The clients have a range of needs for us to attend to, most of which are fairly straightforward, like college enrolment, GP registration, urgent dentist appointments (this is difficult as nowhere in Colchester currently taking any new NHS patients, even for emergency treatment), information on vaccine access, legal aid lawyer referrals, and chasing up faulty aspen cards. However, some are much more complex, such as serious medical issues including type 1 diabetes, severe depression, chronic alcoholism, respiratory disease and, commonly, PTSD.
On the positive side, we are thrilled to be able to continue to offer these men access to the Big Garden group, including therapeutic group work, table tennis, and drumming. We’ve also just organised the first ‘forest session’: an adult version of forest school, to run on some Saturdays. Seeing the difference in them when they attend these sessions is incredible: this work is so important and so valued.These bonding activities, together with our amazing foodbank (staffed by a fairly new team of friendly office volunteers) have been integral to helping these men feel that life may become manageable whilst they sit out their long wait on their asylum claim.
In addition to the houses, we are now helping with a very large new cohort of asylum seekers in initial accommodation here in Colchester, who are being temporarily housed in a large hotel. These people have just arrived from the small boats in the channel, and we are currently working out what kind of support is being provided by the Home Office and how we will be able to support them. There are many concerns from us and others about the inappropriate location of the hotel and absence of any shops or distractions within walking distance. It is also uncertain how long they will be obliged to stay in this ‘temporary’ accommodation.
Although the fact that Colchester is now a dispersal town may seem a little overwhelming, given the numbers, we at RA-C see it as a huge positive. At least all the people in Colchester have support available to them. We know how damaging being an asylum seeker in the UK can be, and at least we are here to help in all the ways we do. In the office we truly feel it’s a privilege to be part of their journeys, and we always enjoy learning about those we meet.

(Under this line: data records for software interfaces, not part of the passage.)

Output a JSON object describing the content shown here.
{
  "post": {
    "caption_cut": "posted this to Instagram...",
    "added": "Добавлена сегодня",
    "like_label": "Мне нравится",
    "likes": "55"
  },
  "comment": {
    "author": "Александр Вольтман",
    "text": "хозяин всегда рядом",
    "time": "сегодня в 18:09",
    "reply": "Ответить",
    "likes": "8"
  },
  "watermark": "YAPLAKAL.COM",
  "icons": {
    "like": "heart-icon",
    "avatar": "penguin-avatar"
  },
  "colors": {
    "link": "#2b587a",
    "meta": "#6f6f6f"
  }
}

We will continue to individualise people, look at their specific needs and react accordingly; and take joy in getting to know each and every one that walks through our door at number 15. We are so lucky!